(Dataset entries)
___
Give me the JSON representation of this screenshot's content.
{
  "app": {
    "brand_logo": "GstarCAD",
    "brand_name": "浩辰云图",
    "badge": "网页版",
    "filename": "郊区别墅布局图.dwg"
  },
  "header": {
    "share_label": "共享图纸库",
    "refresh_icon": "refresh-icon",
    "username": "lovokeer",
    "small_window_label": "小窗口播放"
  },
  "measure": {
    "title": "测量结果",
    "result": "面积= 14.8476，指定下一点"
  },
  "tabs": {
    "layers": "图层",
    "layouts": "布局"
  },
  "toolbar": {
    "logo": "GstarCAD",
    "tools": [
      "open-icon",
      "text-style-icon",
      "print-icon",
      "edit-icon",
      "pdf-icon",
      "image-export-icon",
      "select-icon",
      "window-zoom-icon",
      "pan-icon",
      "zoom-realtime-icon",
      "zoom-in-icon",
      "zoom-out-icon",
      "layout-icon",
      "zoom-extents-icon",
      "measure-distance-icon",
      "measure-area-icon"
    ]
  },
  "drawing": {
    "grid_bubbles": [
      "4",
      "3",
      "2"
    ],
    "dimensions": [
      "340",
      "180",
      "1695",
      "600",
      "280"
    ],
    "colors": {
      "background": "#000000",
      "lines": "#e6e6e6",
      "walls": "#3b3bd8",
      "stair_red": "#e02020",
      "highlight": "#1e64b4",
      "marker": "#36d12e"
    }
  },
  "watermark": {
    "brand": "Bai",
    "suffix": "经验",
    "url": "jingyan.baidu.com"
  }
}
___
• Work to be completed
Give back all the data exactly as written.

• Solution for this task
Give me the JSON representation of this screenshot's content.
{
  "app": {
    "brand_logo": "GstarCAD",
    "brand_name": "浩辰云图",
    "badge": "网页版",
    "filename": "郊区别墅布局图.dwg"
  },
  "header": {
    "share_label": "共享图纸库",
    "refresh_icon": "refresh-icon",
    "username": "lovokeer",
    "small_window_label": "小窗口播放"
  },
  "measure": {
    "title": "测量结果",
    "result": "面积= 14.8476，指定下一点"
  },
  "tabs": {
    "layers": "图层",
    "layouts": "布局"
  },
  "toolbar": {
    "logo": "GstarCAD",
    "tools": [
      "open-icon",
      "text-style-icon",
      "print-icon",
      "edit-icon",
      "pdf-icon",
      "image-export-icon",
      "select-icon",
      "window-zoom-icon",
      "pan-icon",
      "zoom-realtime-icon",
      "zoom-in-icon",
      "zoom-out-icon",
      "layout-icon",
      "zoom-extents-icon",
      "measure-distance-icon",
      "measure-area-icon"
    ]
  },
  "drawing": {
    "grid_bubbles": [
      "4",
      "3",
      "2"
    ],
    "dimensions": [
      "340",
      "180",
      "1695",
      "600",
      "280"
    ],
    "colors": {
      "background": "#000000",
      "lines": "#e6e6e6",
      "walls": "#3b3bd8",
      "stair_red": "#e02020",
      "highlight": "#1e64b4",
      "marker": "#36d12e"
    }
  },
  "watermark": {
    "brand": "Bai",
    "suffix": "经验",
    "url": "jingyan.baidu.com"
  }
}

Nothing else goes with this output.